Radiology is an area of medical specialty that involves the evaluation and interpretation of images and films generated by tests such as X-Rays, CT Scans, MRIs, Mammograms, Sonograms and Ultrasounds. Radiologists, the individuals who are trained to read and interpret these images, are often the first line of defense for a hospital or emergency room physicians as the radiologist can often see what the doctors treating the patient cannot: fractured vertebrae, broken bones, internal bleeding, aneurysms, pulmonary emboli and many other life threatening conditions. When a radiologist fails to properly read and interpret these kinds of studies, your health is at risk. For example, a radiologist may miss a fractured vertebrae in a patient’s neck or back on a CT scan or an MRI, a fracture that could, if the vertebrae becomes displaced toward the spinal cord, result in paralysis. Under different circumstances, a radiologist may miss an aneurysm or early stages of an aortic dissection (a tear in your main blood vessel coming out of your heart) that could rupture and cause you to die. When these kinds of errors happen, they may amount to medical malpractice. Although in most cases the radiologist does not communicate with the patient directly, the radiologist’s failure to properly read or interpret a study affects how emergency room physicians and other doctors care and treat their patients. Accordingly, if a radiologist misreads an image or film and mistakenly rules out the condition that you have, your doctors may fail to treat your for that condition.

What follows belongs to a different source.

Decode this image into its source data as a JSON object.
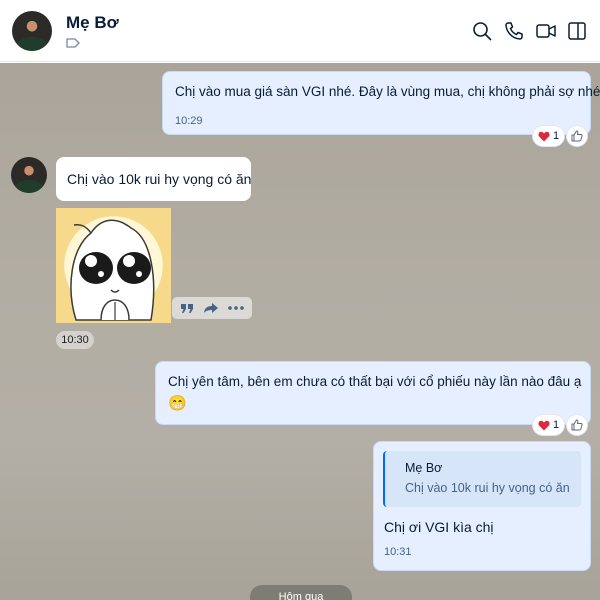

Another common medical error that radiologists make is failing to timely read and interpret studies and/or failing to timely communicate those results to the physicians that have requested the studies. For example, all radiological studies that are requested while a patient is in the emergency room are ordered on a STAT (or immediate) basis. Most hospitals have policies and procedures that require radiologists who receive a STAT order for a radiological study to interpret those studies within a short period of time, typically a half hour to an hour, of the study being completed. These same hospitals also have policies and procedures that require the radiologists to communicate the results to the ordering doctor within a certain amount of time after the study is completed, typically 10-20 minutes.
Radiological studies are also commonly used to monitor patients with chronic conditions, like tumors, or diagnose patients with various forms of cancer. Not surprisingly, if these radiological studies are not read and interpreted properly, devastating consequences can occur. In some instances, radiologists simply fail to detect the presence of a tumor before it is too late to successfully treat a patient. In other instances, radiologists fail to detect that a known tumor has grown in size or has spread to other areas of the body.